Yeah, I know, ANYTHING quick and easy can't be all that good. No matter how good or bad your credit score, you need to be following these simple strategies.

Set Up Automatic Bill Payments

You can do this through your bank or credit union; however, if your bank doesn't offer this feature, or charges you for it, you may wish to go through the payee themselves, such as your electric company. Just about everyone who gladly takes your money would be glad to set you up. Typically, companies won't charge you for the service because they get your money ASAP.

If you're not comfortable with automatic payments, regardless of who is initiating the charge, then you may want to consider setting up alerts through email or text messages.

Making your payments on time is paramount to a good credit score. By making on time payments for six months, you may increase your credit score by as much as 50 points.

Pay Down Credit Cards

The best way to raise your FICO score is to make sure when your credit card statement is issued that your balance is less than 25% of your credit limit. This is your utilization ratio: the ratio of your balance to your limit.

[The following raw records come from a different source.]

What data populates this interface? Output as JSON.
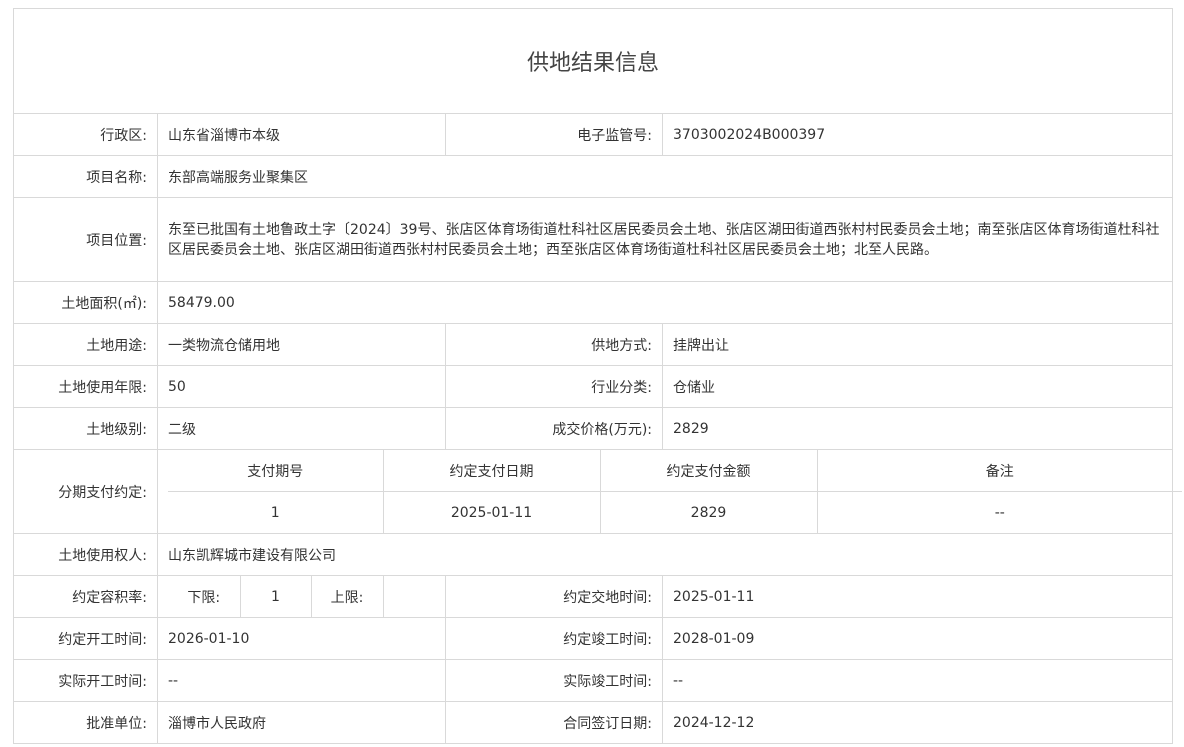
{
  "title": "供地结果信息",
  "fields": {
    "district_label": "行政区:",
    "district": "山东省淄博市本级",
    "supervision_no_label": "电子监管号:",
    "supervision_no": "3703002024B000397",
    "project_name_label": "项目名称:",
    "project_name": "东部高端服务业聚集区",
    "project_location_label": "项目位置:",
    "project_location": "东至已批国有土地鲁政土字〔2024〕39号、张店区体育场街道杜科社区居民委员会土地、张店区湖田街道西张村村民委员会土地；南至张店区体育场街道杜科社区居民委员会土地、张店区湖田街道西张村村民委员会土地；西至张店区体育场街道杜科社区居民委员会土地；北至人民路。",
    "land_area_label": "土地面积(㎡):",
    "land_area": "58479.00",
    "land_use_label": "土地用途:",
    "land_use": "一类物流仓储用地",
    "supply_method_label": "供地方式:",
    "supply_method": "挂牌出让",
    "use_years_label": "土地使用年限:",
    "use_years": "50",
    "industry_label": "行业分类:",
    "industry": "仓储业",
    "land_grade_label": "土地级别:",
    "land_grade": "二级",
    "price_label": "成交价格(万元):",
    "price": "2829",
    "installment_label": "分期支付约定:",
    "installment": {
      "headers": [
        "支付期号",
        "约定支付日期",
        "约定支付金额",
        "备注"
      ],
      "rows": [
        [
          "1",
          "2025-01-11",
          "2829",
          "--"
        ]
      ]
    },
    "land_user_label": "土地使用权人:",
    "land_user": "山东凯辉城市建设有限公司",
    "far_label": "约定容积率:",
    "far_lower_label": "下限:",
    "far_lower": "1",
    "far_upper_label": "上限:",
    "far_upper": "",
    "handover_time_label": "约定交地时间:",
    "handover_time": "2025-01-11",
    "planned_start_label": "约定开工时间:",
    "planned_start": "2026-01-10",
    "planned_finish_label": "约定竣工时间:",
    "planned_finish": "2028-01-09",
    "actual_start_label": "实际开工时间:",
    "actual_start": "--",
    "actual_finish_label": "实际竣工时间:",
    "actual_finish": "--",
    "approver_label": "批准单位:",
    "approver": "淄博市人民政府",
    "contract_date_label": "合同签订日期:",
    "contract_date": "2024-12-12"
  }
}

The three credit bureaus (Experian, Equifax, and TransUnion) never see your intra-statement balances. So, by making a payment right before your statement cutoff, your balance will be lower, and thus a smaller percentage of your limit. This is especially effective if you normally pay off your entire balance and you charge everything on your card, from breath mints to plastic surgery (pun intended.)

Dispute Errors On Your Credit Report 

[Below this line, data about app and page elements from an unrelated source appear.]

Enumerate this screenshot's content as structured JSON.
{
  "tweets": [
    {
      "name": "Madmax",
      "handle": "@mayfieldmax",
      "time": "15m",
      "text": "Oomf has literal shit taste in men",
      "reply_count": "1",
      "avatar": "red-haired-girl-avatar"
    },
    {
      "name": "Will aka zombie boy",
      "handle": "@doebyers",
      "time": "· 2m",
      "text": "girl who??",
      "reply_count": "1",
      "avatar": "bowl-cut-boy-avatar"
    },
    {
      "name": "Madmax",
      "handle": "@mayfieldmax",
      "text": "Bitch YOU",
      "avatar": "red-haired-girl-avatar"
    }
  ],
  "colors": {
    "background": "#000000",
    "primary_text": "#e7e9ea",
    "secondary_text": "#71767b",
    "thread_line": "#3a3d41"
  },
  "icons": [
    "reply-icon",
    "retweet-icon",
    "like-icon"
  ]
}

You're entitled to one free credit report per year from each of the three bureaus listed above; so, stagger the reports, and request one every four months. If there are any errors on the report, dispute them; of course you'll need evidence. Imagine that...

In order to expedite the correction, it may be more effective to do this online.

Get Your Credit Limit Raised

This could be a double-edged sword. If you can get your limit raised and you don't increase your balance, or better yet, you pay down your balance, then you'll lower your utilization ratio. Why is this a double-edged sword? Because you have to have the discipline not to go hog-wild and charge up your credit card to the new limit.

As Nancy Regan said, "Just Say No"

How many times have you run into the department store to buy a pair of socks and the clerk asked if you wanted to open a store card? "You'll get a 10% discount on today's purchase." Hmmm...10% off on my new pair of socks...too cool. This is a one-time offer and now you have a new card. ANY new credit will LOWER your score because the perception is that you'll start charging a lot on the new card.

Play The Game Of What-If?

Ever heard of This is a great site that allows you to set up hypotheticals to see how those actions will affect your score. So, you can play "make-believe" and find out what would happen BEFORE you actually commit in "real life."

Have A One-Time Late Payment? Get It Removed

If you've been good in the payment department, but happen to have made a one-off late payment, ask to have the entry removed from your report. Obviously, you have a great payment history, other than that one time. This is effective if you carry a large balance because the credit card company wants to retain you as a customer because they're making a lot of money off your high balance.

Is your credit score not up to par?

CategoriesCredit & Debt